The preroll is specifying how many frames before the current frame that is used to produce the current frame’s upscaled result. Since the algorithm is temporal it is a bit more complex than that. Basically the plugin will use the number of preroll frames if you jump straight into a random frame in a sequence. It will then need to run the whole upscale process for all the preroll frames before it can produce the current high res frame. This is how it’s making sure the result is highly detailed and also temporally stable. Doing this takes a lot of processing power and is not something we want to do for every frame. To be efficient the current frame’s high res result is cached internally in the plugin. So if you then step to the next frame in the timeline it will use the cache and will directly be able to process the frame.
To put it short and clear: The plugin will need to process the preroll amount of frames before the current one if the previous frame hasn’t been processed just before (and hence resides in the cache). Because of this the first frame will take much longer to process, but if you then step to the next frame one at a time the processing will be faster. Because of this, you do want to keep a pretty high batch count (frame range of a processing chunk) when you upscale material using the plugin in a farm environment. If you are rendering locally it will just work as long as you are rendering all consecutive frames in a sequence.
Use GPU if available
There is another knob at the top of the plugin called “Use GPU if available”, and it’s “on” by default (recommended). This knob is only present if you’ve installed a GPU version of the plugin. This knob is not changing the upscale behaviour, but rather how the result is calculated. If it is “on” the algorithm will run on the GPU hardware of the workstation, and if it’s “off” the algorithm will run on the normal CPU of the workstation. If the plugin can’t detect a CUDA compatible GPU, this knob will automatically be disabled/greyed out. This knob is similar to the one you’ll find in Foundry’s own GPU accelerated plugins like for example the ZDefocus node.
We highly recommend always having this knob “on”, since the algorithm will run A LOT faster on the GPU than on the CPU. To give you an idea of the difference, we’ve seen calculation times of the same input image be around 10 secs using the GPU and about 6 minutes(!) on the CPU. These numbers are just a simple example to show the vastly different processing times you will get using the GPU vs. the CPU. For speed references of processing, please download and test run the plugin on your own hardware/system.
Frequently Asked Questions
We have gathered the most common questions about the plugin on a separate Frequently Asked Questions page.
All the downloads are available on the dedicated downloads page.
You got some more still examples right below.
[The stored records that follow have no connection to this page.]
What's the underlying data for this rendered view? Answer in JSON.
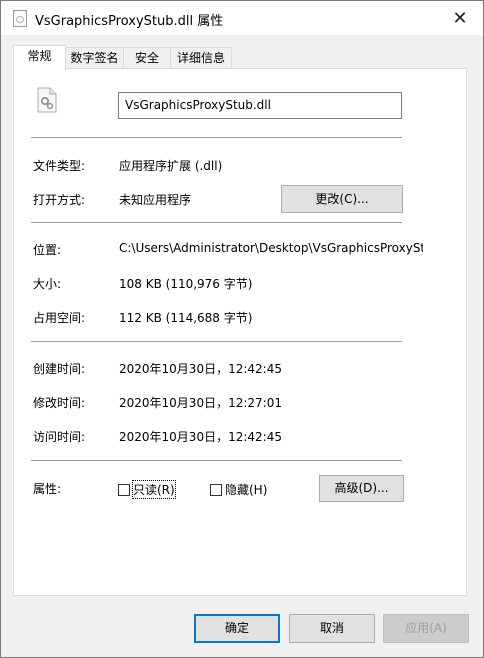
{
  "window": {
    "title": "VsGraphicsProxyStub.dll 属性",
    "close_glyph": "✕"
  },
  "tabs": [
    {
      "label": "常规",
      "active": true
    },
    {
      "label": "数字签名",
      "active": false
    },
    {
      "label": "安全",
      "active": false
    },
    {
      "label": "详细信息",
      "active": false
    }
  ],
  "general": {
    "file_name": "VsGraphicsProxyStub.dll",
    "file_type_label": "文件类型:",
    "file_type_value": "应用程序扩展 (.dll)",
    "open_with_label": "打开方式:",
    "open_with_value": "未知应用程序",
    "change_button": "更改(C)...",
    "location_label": "位置:",
    "location_value": "C:\\Users\\Administrator\\Desktop\\VsGraphicsProxyStub",
    "size_label": "大小:",
    "size_value": "108 KB (110,976 字节)",
    "size_on_disk_label": "占用空间:",
    "size_on_disk_value": "112 KB (114,688 字节)",
    "created_label": "创建时间:",
    "created_value": "2020年10月30日，12:42:45",
    "modified_label": "修改时间:",
    "modified_value": "2020年10月30日，12:27:01",
    "accessed_label": "访问时间:",
    "accessed_value": "2020年10月30日，12:42:45",
    "attributes_label": "属性:",
    "readonly_label": "只读(R)",
    "readonly_checked": false,
    "hidden_label": "隐藏(H)",
    "hidden_checked": false,
    "advanced_button": "高级(D)..."
  },
  "footer": {
    "ok": "确定",
    "cancel": "取消",
    "apply": "应用(A)"
  },
  "colors": {
    "accent": "#0078d7",
    "dialog_bg": "#f0f0f0",
    "panel_bg": "#ffffff",
    "button_bg": "#e1e1e1"
  }
}
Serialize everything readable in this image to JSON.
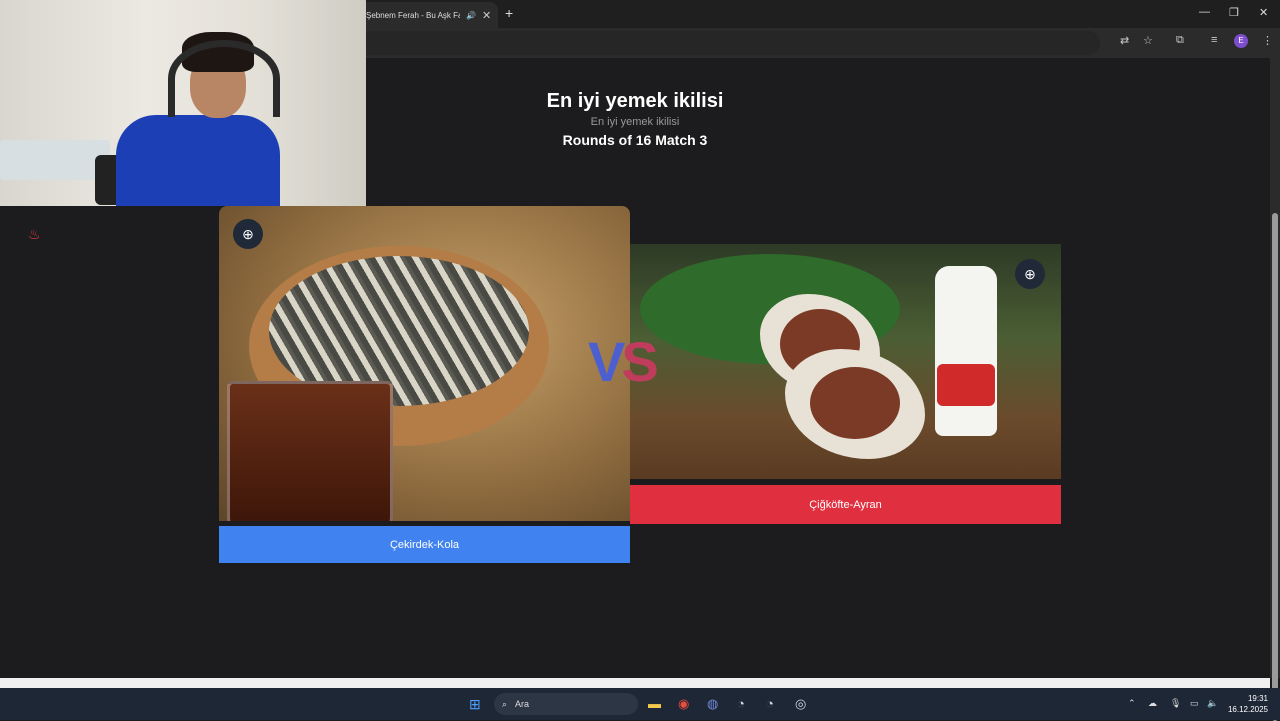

You can also visit this before & after examples page, which got a lot more still examples to browse. We also got four video examples pages, #1, #2, #3, #4, with some embedded GIF animations of crop regions of the Interior and Exterior examples higher up on this page.